The State of Wright: Martin House Pergola
Location: Martin campus
Status: Open for tours
History: The reconstruction of the missing pergola is probably the most dramatically visible change to the Martin House site. Demolished in the early 1960s, it has been reconstructed as a covered passageway that connects the main house to a glass-roofed conservatory As one of the most photographed and visible elements of the house, its loss had been mourned for years.
The pergola was rebuilt with painstaking accuracy, using Wright’s plans and evidence provided by sections of foundation remnants. From the Martin House interior, it recreates the dramatic view that greeted visitors from the front entry hall. The visitor sees through the axis of the pergola to the lush greenery of the conservatory, a vista spanning 180 feet. It reunites the buildings of Wright’s rectilinear tartan grid.
Significance: This was one of only three pergolas that Wright designed among more than sixty Prairie houses. (One of them was commissioned by William Martin, as an addition to his Oak Park home, after seeing brother Darwin’s.)
What to look for: Although Wright designed a suggestion of windows in cypress millwork, the openings were never intended to be glazed. Be sure to check out the simple lightbulb fixtures, an expression of the newly introduced electric illumination that was coming into residential use at the time of original construction.

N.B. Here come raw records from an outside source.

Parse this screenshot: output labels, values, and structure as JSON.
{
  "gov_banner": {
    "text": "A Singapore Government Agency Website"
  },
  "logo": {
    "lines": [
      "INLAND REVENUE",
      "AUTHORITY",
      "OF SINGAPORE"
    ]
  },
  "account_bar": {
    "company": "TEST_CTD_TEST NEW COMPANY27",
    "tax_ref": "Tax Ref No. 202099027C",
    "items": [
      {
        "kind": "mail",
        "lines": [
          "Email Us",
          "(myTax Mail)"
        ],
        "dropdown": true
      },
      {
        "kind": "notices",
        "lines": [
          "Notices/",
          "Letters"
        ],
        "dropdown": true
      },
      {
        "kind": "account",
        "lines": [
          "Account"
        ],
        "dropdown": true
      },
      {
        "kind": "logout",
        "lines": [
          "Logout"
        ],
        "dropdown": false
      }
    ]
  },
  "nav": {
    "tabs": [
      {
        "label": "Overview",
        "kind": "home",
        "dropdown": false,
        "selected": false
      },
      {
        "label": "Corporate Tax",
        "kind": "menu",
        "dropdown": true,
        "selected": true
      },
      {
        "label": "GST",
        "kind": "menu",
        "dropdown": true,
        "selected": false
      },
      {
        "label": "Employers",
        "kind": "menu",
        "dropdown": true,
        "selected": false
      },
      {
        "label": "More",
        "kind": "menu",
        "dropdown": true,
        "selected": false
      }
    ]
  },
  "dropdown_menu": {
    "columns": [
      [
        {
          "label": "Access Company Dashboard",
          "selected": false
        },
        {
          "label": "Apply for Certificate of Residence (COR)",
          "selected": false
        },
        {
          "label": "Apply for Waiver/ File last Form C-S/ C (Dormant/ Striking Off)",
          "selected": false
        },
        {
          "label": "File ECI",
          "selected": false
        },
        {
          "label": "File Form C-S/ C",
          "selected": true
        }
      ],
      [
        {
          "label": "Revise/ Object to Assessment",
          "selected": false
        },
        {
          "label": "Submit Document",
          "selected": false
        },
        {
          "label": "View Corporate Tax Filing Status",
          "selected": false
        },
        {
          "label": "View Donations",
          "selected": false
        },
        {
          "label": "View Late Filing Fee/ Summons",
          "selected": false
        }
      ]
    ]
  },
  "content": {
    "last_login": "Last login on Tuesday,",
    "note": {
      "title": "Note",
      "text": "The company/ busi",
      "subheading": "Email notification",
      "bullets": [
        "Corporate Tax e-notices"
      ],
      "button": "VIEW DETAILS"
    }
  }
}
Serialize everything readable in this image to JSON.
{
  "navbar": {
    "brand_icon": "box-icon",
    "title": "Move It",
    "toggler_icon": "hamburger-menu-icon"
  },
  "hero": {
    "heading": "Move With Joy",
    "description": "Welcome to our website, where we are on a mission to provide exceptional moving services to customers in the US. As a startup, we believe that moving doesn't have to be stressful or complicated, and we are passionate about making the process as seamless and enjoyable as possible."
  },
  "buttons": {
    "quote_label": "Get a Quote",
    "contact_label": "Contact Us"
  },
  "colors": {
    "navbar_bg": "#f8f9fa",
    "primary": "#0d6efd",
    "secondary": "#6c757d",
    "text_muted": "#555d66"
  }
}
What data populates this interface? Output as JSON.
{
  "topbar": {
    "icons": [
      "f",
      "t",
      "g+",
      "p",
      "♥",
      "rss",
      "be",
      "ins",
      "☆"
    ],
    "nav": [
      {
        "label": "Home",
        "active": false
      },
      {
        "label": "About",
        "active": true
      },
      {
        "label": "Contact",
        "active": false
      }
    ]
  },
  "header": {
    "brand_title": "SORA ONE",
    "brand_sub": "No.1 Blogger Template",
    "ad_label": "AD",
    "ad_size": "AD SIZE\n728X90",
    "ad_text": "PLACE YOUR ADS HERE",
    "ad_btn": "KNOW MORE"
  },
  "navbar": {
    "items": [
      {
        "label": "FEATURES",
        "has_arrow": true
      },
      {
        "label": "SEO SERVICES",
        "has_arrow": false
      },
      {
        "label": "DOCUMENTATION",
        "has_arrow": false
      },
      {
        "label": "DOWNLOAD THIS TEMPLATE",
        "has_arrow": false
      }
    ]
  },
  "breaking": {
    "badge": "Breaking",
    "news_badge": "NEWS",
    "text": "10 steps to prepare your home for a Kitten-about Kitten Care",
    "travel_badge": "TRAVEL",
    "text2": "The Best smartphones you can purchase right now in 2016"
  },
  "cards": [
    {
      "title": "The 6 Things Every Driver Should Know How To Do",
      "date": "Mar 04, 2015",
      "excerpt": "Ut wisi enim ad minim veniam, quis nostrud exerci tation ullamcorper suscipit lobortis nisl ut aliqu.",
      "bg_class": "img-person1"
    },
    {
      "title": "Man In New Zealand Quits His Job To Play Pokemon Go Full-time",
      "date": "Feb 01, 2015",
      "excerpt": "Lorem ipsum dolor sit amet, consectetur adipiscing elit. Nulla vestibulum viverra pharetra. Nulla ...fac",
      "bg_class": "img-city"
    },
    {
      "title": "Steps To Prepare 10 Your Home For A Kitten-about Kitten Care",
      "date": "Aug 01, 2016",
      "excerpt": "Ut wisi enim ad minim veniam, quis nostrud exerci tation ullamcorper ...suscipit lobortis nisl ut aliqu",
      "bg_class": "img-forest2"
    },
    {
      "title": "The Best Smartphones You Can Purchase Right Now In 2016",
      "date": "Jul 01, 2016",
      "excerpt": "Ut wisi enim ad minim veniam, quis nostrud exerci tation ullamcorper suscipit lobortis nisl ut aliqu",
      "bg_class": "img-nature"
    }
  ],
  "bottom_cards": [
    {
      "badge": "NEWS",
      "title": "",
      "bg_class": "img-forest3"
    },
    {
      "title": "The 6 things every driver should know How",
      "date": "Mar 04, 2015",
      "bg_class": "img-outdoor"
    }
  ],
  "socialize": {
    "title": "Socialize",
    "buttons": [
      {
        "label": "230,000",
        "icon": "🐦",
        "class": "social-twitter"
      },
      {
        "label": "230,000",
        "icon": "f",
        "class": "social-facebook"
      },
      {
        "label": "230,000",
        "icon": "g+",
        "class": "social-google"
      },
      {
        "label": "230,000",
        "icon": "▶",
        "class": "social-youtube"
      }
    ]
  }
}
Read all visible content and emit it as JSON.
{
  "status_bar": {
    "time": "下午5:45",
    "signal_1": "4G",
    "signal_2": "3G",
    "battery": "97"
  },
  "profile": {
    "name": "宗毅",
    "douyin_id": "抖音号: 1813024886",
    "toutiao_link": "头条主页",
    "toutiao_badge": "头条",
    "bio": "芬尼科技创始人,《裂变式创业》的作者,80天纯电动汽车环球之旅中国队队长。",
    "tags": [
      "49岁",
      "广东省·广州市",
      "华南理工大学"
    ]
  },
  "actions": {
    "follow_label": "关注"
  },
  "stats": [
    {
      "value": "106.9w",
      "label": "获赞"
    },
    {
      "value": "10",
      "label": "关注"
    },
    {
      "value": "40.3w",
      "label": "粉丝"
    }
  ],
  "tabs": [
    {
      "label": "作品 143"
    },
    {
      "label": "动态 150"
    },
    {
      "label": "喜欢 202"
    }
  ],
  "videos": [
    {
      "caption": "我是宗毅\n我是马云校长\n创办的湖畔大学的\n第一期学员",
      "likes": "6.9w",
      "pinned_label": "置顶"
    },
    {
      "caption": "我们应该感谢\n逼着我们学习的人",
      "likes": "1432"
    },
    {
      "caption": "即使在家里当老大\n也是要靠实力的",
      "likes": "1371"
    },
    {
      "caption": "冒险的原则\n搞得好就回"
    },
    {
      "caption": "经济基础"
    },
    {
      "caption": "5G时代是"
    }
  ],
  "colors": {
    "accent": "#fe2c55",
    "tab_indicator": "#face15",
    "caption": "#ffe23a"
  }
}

Over the next two weeks we will post a series that organizes each Wright gem by location, history, what should be seen, and additional information that may pique visitor interest. There are many more resources, including guided tours for most sites, excluding the private homes. It is hoped that this guide will inspire readers to see firsthand the reasons why visitors from all over the world make the trip to Buffalo to experience Frank Lloyd Wright.